DUSIBURG, Germany (Reuters) - Germany must bounce back from last year's disappointing Nations League campaign with a firm start in their opening 2022 World Cup qualifiers, coach Joachim Loew said ahead of Thursday's home game against Iceland in Europe's Group J.
A 6-0 drubbing by Spain in their final Nations League match in November meant early elimination for the 2014 world champions and left a bitter taste after Germany also made a group stage exit in the 2018 World Cup.
Loew, who said earlier in March he would quit after the June 11- July 11 European championship, asked his players to prove their worth as Germany visit Romania on Sunday and host North Macedonia next Wednesday.
"I expect a response and we also have to show that we have made progress, demonstrating the kind of running and fighting spirit that makes us a passionate team," the 61-year old told a news conference on Wednesday.
"We have to start with a string of good results and performances, throwing in everything that's necessary to make an impression after last November's disappointment."
Loew will miss Toni Kroos after the Real Madrid playmaker was forced to pull out with a muscle injury but was confident that a plethora of options in midfield would compensate for his absence.
He particularly singled out Manchester City's attacking midfielder Ilkay Gundogan, who has been in superb form for the Premier League leaders this season.
"Leon Goretzka, Gundogan and Joshua Kimmich are in very good form so we are very well stocked in midfield. Kroos always wants to play of course but the medical staff said it wasn't possible this time," he said.
"Ilkay is an exceptionally good strategist, he always was but he was injured in the past ahead of major tournaments. He has not had any injuries for two or three years now and has played regularly, showing a lot more goal threat."
Loew stressed he expected a tough game against Iceland, who missed out on qualifying for Euro 2020 after reaching the 2018 World Cup and Euro 2016, where they won the hearts of neutral fans by advancing to the quarter-finals.
"Sport is very important in Iceland, even in the icy months," he said.
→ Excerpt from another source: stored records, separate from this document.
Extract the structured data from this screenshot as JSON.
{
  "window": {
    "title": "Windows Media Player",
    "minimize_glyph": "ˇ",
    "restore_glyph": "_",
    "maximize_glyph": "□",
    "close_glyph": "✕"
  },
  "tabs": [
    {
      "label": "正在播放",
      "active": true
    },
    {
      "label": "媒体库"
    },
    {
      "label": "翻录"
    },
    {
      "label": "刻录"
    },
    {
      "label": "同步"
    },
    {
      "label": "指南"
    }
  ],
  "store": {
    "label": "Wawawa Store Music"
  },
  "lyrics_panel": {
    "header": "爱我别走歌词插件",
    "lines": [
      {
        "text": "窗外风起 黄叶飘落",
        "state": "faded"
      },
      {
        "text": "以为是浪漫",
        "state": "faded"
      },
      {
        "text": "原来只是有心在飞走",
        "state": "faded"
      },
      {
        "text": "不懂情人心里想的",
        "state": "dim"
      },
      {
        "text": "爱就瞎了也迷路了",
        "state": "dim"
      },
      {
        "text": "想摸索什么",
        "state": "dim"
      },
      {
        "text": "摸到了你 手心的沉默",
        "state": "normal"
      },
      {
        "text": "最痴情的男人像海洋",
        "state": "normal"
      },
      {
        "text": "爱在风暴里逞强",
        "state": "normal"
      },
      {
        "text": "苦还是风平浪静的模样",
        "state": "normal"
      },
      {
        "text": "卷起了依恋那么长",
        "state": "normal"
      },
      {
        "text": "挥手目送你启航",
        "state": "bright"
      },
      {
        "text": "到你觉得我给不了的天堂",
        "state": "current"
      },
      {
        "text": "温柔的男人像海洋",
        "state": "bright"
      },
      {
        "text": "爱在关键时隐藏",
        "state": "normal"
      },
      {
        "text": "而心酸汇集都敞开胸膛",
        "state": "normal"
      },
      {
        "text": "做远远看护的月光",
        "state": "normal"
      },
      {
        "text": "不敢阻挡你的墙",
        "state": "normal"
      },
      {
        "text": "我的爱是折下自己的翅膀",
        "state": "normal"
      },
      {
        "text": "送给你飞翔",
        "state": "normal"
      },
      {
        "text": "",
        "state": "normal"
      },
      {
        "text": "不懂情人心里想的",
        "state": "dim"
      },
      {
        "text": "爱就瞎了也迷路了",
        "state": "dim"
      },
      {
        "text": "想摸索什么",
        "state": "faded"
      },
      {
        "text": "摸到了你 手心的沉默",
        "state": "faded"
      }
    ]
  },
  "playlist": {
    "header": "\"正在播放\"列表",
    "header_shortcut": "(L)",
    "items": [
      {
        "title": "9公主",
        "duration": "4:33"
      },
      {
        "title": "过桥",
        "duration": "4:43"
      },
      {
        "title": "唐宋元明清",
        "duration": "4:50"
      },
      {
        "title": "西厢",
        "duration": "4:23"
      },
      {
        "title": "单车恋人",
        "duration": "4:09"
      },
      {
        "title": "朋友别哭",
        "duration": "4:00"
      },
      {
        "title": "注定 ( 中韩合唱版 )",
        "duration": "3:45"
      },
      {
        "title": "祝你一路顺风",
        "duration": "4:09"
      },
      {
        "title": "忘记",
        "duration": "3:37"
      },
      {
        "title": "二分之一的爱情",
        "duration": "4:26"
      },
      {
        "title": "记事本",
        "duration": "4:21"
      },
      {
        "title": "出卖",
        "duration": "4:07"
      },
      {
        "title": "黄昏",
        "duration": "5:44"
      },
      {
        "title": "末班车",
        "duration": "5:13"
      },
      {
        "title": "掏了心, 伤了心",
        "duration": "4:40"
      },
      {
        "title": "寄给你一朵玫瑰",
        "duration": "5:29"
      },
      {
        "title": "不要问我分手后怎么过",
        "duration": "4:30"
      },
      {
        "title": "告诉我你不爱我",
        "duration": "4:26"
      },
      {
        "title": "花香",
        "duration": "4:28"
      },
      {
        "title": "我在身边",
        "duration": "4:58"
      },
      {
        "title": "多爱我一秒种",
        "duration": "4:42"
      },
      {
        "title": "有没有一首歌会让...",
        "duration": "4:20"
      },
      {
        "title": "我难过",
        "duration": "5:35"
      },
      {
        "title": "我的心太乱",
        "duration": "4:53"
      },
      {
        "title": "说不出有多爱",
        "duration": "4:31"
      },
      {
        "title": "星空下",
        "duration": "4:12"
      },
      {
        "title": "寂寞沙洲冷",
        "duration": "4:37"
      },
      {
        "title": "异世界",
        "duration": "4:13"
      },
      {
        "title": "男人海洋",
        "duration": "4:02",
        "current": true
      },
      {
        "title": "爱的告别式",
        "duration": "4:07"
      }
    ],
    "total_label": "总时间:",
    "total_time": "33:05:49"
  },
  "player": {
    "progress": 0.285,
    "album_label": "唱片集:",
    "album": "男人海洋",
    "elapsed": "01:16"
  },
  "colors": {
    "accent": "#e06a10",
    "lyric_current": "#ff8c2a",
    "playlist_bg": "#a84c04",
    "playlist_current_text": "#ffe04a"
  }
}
"The Icelanders are known for their winning mentality as they never give up no matter how the game goes. They are compact and can defend really well, a very difficult opponent."
(Writing by Zoran Milosavljevic; Editing by Pritha Sarkar)